## Try it
Search the material below for the word "icon" and copy every line in which it occurs.

-------- Dataset extract --------

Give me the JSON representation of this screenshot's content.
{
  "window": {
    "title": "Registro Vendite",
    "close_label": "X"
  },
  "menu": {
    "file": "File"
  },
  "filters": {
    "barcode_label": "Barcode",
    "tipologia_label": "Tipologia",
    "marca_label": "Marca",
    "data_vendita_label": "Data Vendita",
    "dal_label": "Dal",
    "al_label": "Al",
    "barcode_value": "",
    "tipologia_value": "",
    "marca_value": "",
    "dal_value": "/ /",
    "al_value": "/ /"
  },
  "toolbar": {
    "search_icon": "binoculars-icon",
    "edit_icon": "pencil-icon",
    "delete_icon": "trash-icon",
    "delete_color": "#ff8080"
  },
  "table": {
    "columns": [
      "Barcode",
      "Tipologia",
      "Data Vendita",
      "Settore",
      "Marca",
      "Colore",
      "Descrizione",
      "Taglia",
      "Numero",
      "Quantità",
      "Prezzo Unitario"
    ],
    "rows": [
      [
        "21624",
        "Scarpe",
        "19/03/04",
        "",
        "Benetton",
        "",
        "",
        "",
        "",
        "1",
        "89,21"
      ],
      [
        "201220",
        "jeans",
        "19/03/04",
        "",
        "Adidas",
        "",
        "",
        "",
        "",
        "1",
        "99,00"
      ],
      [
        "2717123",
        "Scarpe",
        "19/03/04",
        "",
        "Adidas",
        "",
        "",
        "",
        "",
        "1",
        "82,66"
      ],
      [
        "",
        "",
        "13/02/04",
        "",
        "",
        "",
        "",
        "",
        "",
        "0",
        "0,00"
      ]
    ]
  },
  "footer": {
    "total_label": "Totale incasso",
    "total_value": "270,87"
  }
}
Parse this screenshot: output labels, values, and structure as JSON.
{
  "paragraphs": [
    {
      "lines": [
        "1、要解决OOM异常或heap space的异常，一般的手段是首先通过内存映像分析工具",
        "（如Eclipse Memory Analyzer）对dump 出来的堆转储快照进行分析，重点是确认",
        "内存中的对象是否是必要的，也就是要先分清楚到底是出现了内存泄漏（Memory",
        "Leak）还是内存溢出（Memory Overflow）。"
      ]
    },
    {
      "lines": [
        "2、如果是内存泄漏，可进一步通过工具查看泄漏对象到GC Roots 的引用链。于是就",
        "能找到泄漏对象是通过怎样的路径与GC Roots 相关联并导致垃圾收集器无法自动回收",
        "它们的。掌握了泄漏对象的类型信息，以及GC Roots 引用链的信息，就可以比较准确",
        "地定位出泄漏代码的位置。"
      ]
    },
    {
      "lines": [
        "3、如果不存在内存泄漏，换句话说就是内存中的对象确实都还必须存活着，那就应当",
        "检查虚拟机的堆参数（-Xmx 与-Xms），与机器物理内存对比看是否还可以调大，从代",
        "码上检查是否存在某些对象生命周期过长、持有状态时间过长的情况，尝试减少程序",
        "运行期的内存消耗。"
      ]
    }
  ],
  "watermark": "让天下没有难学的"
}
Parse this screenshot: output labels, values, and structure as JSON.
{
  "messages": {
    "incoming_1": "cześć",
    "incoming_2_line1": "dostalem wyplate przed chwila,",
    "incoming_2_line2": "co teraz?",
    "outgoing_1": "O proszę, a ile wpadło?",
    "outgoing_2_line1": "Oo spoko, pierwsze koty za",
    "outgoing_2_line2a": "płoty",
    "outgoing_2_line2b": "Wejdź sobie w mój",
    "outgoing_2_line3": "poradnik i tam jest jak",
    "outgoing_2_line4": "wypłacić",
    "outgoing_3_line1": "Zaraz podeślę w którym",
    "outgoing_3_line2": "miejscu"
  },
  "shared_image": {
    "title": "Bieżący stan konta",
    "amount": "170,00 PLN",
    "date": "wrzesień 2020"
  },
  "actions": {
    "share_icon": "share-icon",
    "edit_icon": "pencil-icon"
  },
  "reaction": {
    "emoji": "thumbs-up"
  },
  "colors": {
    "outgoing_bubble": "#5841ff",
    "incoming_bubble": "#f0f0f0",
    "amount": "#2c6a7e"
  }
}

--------

## Solution to the problem
    "search_icon": "binoculars-icon",
    "edit_icon": "pencil-icon",
    "delete_icon": "trash-icon",
    "share_icon": "share-icon",
    "edit_icon": "pencil-icon"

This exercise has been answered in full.